Save The Bay’s 2024 Legislative Priorities

One of Save The Bay’s strategies for building a cleaner, healthier, more resilient Bay Area is advocating for state policies that can make an impact in our region. We have a long legacy of advocating for state legislation that reduces pollution in the Bay, protects and restores the shoreline, and protects Bay communities from sea level rise and flooding.

Just last year, we successfully helped to advocate for SB 272 (Laird), which requires coastal and Bay-adjacent cities to create comprehensive and consistent sea level rise resilience plans. The passage of SB 272 achieved one of the goals we had identified in our Sea Level Rise and Flood Strategy by closing a regulatory gap by giving a regional agency – the Bay Conservation and Development Commission (BCDC) – authority to review and approve cities’ resilience plans.

During this year’s legislative session, we will continue to advocate for bills that protect people and wildlife from pollution, promote nature-based climate solutions, and allocate much-needed funding towards climate resilience.

View of the Bay from behind trees on a hill

How We Prioritize Bills

With hundreds of bills being introduced, we must prioritize which bills we put our efforts behind. Some of the criteria we evaluate bills on include:

  1. Does the bill support our priority issue areas? We evaluate whether a bill would have a significant impact in promoting pollution prevention, sea level rise and flood resilience, urban greening, and/or dense, affordable, transit-oriented housing. We also make sure bills do not have any anticipated negative consequences.
  2. Are partner organizations supporting this bill? Sometimes partner organizations will have expertise on issues that we care about, so we will follow their lead on advocating for bills that they support. Additionally, working with partners to support a bill can help us strengthen our relationship with those organizations.
  3. Does this bill result in positive equity outcomes?
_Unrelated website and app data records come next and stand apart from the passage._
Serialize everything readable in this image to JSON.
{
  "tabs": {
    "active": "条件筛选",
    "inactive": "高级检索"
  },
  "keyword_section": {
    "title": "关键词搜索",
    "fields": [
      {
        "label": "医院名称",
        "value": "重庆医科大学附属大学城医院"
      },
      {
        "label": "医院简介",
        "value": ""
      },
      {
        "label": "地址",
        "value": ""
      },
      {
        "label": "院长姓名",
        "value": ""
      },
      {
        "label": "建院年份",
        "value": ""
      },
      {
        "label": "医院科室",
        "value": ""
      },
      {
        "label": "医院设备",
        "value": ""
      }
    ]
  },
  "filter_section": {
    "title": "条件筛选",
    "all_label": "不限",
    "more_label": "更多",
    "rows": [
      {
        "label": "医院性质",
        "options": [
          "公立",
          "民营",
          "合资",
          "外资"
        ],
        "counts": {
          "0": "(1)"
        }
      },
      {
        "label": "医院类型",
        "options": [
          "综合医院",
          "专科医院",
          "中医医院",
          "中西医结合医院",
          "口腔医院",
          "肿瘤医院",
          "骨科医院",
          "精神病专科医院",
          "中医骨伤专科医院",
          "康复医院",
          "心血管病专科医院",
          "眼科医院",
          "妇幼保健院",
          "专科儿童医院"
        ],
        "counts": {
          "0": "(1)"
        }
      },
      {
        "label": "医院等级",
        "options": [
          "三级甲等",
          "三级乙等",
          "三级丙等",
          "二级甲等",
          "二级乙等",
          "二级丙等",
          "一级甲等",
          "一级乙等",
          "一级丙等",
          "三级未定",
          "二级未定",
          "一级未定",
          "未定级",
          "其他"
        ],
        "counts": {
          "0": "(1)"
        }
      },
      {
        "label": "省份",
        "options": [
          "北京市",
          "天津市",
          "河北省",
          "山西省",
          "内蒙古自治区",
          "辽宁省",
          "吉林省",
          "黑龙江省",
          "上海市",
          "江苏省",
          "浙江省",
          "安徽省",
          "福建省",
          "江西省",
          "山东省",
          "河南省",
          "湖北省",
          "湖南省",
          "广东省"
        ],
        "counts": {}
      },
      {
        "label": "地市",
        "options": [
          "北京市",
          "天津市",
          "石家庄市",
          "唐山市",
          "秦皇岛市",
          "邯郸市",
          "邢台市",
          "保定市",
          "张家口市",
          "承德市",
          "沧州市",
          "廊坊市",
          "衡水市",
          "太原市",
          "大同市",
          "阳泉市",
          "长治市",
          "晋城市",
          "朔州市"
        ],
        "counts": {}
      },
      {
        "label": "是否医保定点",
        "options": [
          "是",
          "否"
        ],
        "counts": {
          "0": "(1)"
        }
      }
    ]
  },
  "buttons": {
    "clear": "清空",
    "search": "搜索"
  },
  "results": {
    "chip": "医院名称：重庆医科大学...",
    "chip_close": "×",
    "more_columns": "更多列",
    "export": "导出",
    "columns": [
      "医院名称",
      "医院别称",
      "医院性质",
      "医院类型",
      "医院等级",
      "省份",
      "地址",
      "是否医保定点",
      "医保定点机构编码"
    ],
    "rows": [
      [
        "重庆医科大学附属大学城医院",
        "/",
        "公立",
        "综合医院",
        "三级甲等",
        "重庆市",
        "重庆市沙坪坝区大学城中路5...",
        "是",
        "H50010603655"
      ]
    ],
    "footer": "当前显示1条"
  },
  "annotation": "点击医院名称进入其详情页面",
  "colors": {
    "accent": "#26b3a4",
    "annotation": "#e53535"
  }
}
We evaluate whether the bill provides benefits to BIPOC or low-income communities, advances Indigenous sovereignty or land access, addresses past harms of racist urban planning or environmental policies, or is supported by environmental justice partners.

Bills That We Support This Year

Learn about some of the bills we are supporting this year.

Passing a climate bond is one of Save The Bay’s top legislative priorities this year. The bond would provide billions of dollars to invest in California’s climate resilience, including solutions to wildfire, drought, extreme heat, extreme storms, and sea level rise. In particular, Save The Bay is advocating for the bond to include significant funding for sea level rise and shoreline resilience, as there are dozens of shovel-ready shoreline projects in the Bay Area that await funding.

Read more about our climate bond advocacy here.

In 2014, Save The Bay supported the original plastic bag ban bill, SB 270 (Padilla). However, the 2014 bill left a loophole that allows grocery stores to provide thicker plastic film bags which are a significant source of waste in California. Studies have shown that these thicker plastic bags find their way into landfills and waterways rather than being recycled or reused.

SB 1053 (Blakespear) and AB 2236 (Bauer-Kahan) are two identical bills which would close loopholes in the original law and enforce its original intent by banning grocery and certain retail stores from providing any kind of plastic film bags, including the thicker plastic bags that are currently exempted from the ban. This bill would reduce our reliance on single-use plastics, which from production to disposal are harmful to the environment and human health.

The SALMON Act (Saving Aquatic Life from Manufactured Oxidized Nano-chemicals Act) would address a chemical found in car tires called 6PPD that is toxic to ecologically important fish species such as salmon and steelhead trout. 6PPD is released onto roads due to car tire wear and tear where it is then washed by runoff into waterways. This bill would require Caltrans to conduct a pilot project to study the effectiveness of using bioretention and biofiltration (forms of green stormwater infrastructure) along highways to capture and filter out 6PPD before it can reach our waterways.

Green Schoolyards America, the sponsor of this bill, describes green schoolyards as spaces that “transform asphalt-covered school grounds into park-like green spaces that improve children’s well-being, learning, and play while contributing to their communities’ ecological health and climate resilience.” Green schoolyards incorporate nature-based solutions that can help reduce localized flooding by capturing runoff and filtering out contaminants. Since schools are a top landowner in most cities, we believe they’re an important piece of the puzzle when it comes to building climate-resilient green infrastructure.

This bill would remove some of the cost barriers associated with building new green schoolyard projects.

Per-and polyfluoroalkyl substances, or PFAS, are a class of 14,000 toxic chemicals that are also known as “forever” chemicals because they do not break down readily in the environment. They are common in many common products including plastics, cleaning products, non-stick coatings, and personal care products. They are pervasive in the environment, having been found in water, soil, and even human blood. In the San Francisco Bay environment, PFAS have been found in bird eggs, harbor seals, and fish that are caught by subsistence fishers. They are linked to serious health effects, including cancer, decreased fertility, hormone disruption, liver disease, developmental harm, and immune system suppression.

This bill would define “non-essential uses” of PFAS and prohibit the sale and distribution of products with non-essential uses of PFAS in California beginning January 1, 2034.